Work required: Restate the records below word for word, leaving nothing out.

App and web page records:
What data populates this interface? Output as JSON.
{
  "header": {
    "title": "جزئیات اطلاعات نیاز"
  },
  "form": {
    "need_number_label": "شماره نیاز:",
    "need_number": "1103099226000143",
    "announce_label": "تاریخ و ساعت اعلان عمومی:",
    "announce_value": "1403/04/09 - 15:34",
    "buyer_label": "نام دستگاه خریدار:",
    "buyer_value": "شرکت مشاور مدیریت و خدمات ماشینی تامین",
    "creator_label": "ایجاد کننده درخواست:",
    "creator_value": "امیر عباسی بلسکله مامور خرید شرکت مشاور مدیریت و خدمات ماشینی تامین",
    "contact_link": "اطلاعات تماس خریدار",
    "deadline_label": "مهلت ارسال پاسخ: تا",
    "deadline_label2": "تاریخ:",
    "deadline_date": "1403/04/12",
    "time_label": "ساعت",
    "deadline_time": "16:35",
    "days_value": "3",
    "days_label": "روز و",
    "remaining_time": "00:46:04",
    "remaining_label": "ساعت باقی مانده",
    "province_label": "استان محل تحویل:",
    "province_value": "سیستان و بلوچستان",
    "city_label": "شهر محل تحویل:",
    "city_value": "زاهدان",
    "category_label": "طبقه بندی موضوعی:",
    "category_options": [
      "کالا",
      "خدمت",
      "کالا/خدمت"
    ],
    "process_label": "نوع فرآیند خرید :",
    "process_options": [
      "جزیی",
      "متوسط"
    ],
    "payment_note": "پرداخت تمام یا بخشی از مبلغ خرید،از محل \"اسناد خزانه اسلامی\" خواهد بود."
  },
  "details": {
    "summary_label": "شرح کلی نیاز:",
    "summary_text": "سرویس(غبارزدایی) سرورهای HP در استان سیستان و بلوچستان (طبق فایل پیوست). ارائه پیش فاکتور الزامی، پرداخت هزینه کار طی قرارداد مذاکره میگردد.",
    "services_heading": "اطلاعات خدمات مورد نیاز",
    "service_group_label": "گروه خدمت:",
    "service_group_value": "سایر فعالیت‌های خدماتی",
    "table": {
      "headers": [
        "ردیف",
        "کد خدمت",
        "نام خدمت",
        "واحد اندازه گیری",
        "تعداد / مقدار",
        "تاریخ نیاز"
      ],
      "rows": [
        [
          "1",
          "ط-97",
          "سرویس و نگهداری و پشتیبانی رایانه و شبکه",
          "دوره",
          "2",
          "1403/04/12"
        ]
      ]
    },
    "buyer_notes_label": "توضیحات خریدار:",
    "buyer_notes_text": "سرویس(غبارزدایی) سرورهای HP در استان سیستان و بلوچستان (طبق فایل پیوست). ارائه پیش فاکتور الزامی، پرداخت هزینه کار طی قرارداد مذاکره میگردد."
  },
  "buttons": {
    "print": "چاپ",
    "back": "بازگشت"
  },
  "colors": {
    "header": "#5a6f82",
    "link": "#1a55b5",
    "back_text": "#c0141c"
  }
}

Result of this exercise:
What data populates this interface? Output as JSON.
{
  "header": {
    "title": "جزئیات اطلاعات نیاز"
  },
  "form": {
    "need_number_label": "شماره نیاز:",
    "need_number": "1103099226000143",
    "announce_label": "تاریخ و ساعت اعلان عمومی:",
    "announce_value": "1403/04/09 - 15:34",
    "buyer_label": "نام دستگاه خریدار:",
    "buyer_value": "شرکت مشاور مدیریت و خدمات ماشینی تامین",
    "creator_label": "ایجاد کننده درخواست:",
    "creator_value": "امیر عباسی بلسکله مامور خرید شرکت مشاور مدیریت و خدمات ماشینی تامین",
    "contact_link": "اطلاعات تماس خریدار",
    "deadline_label": "مهلت ارسال پاسخ: تا",
    "deadline_label2": "تاریخ:",
    "deadline_date": "1403/04/12",
    "time_label": "ساعت",
    "deadline_time": "16:35",
    "days_value": "3",
    "days_label": "روز و",
    "remaining_time": "00:46:04",
    "remaining_label": "ساعت باقی مانده",
    "province_label": "استان محل تحویل:",
    "province_value": "سیستان و بلوچستان",
    "city_label": "شهر محل تحویل:",
    "city_value": "زاهدان",
    "category_label": "طبقه بندی موضوعی:",
    "category_options": [
      "کالا",
      "خدمت",
      "کالا/خدمت"
    ],
    "process_label": "نوع فرآیند خرید :",
    "process_options": [
      "جزیی",
      "متوسط"
    ],
    "payment_note": "پرداخت تمام یا بخشی از مبلغ خرید،از محل \"اسناد خزانه اسلامی\" خواهد بود."
  },
  "details": {
    "summary_label": "شرح کلی نیاز:",
    "summary_text": "سرویس(غبارزدایی) سرورهای HP در استان سیستان و بلوچستان (طبق فایل پیوست). ارائه پیش فاکتور الزامی، پرداخت هزینه کار طی قرارداد مذاکره میگردد.",
    "services_heading": "اطلاعات خدمات مورد نیاز",
    "service_group_label": "گروه خدمت:",
    "service_group_value": "سایر فعالیت‌های خدماتی",
    "table": {
      "headers": [
        "ردیف",
        "کد خدمت",
        "نام خدمت",
        "واحد اندازه گیری",
        "تعداد / مقدار",
        "تاریخ نیاز"
      ],
      "rows": [
        [
          "1",
          "ط-97",
          "سرویس و نگهداری و پشتیبانی رایانه و شبکه",
          "دوره",
          "2",
          "1403/04/12"
        ]
      ]
    },
    "buyer_notes_label": "توضیحات خریدار:",
    "buyer_notes_text": "سرویس(غبارزدایی) سرورهای HP در استان سیستان و بلوچستان (طبق فایل پیوست). ارائه پیش فاکتور الزامی، پرداخت هزینه کار طی قرارداد مذاکره میگردد."
  },
  "buttons": {
    "print": "چاپ",
    "back": "بازگشت"
  },
  "colors": {
    "header": "#5a6f82",
    "link": "#1a55b5",
    "back_text": "#c0141c"
  }
}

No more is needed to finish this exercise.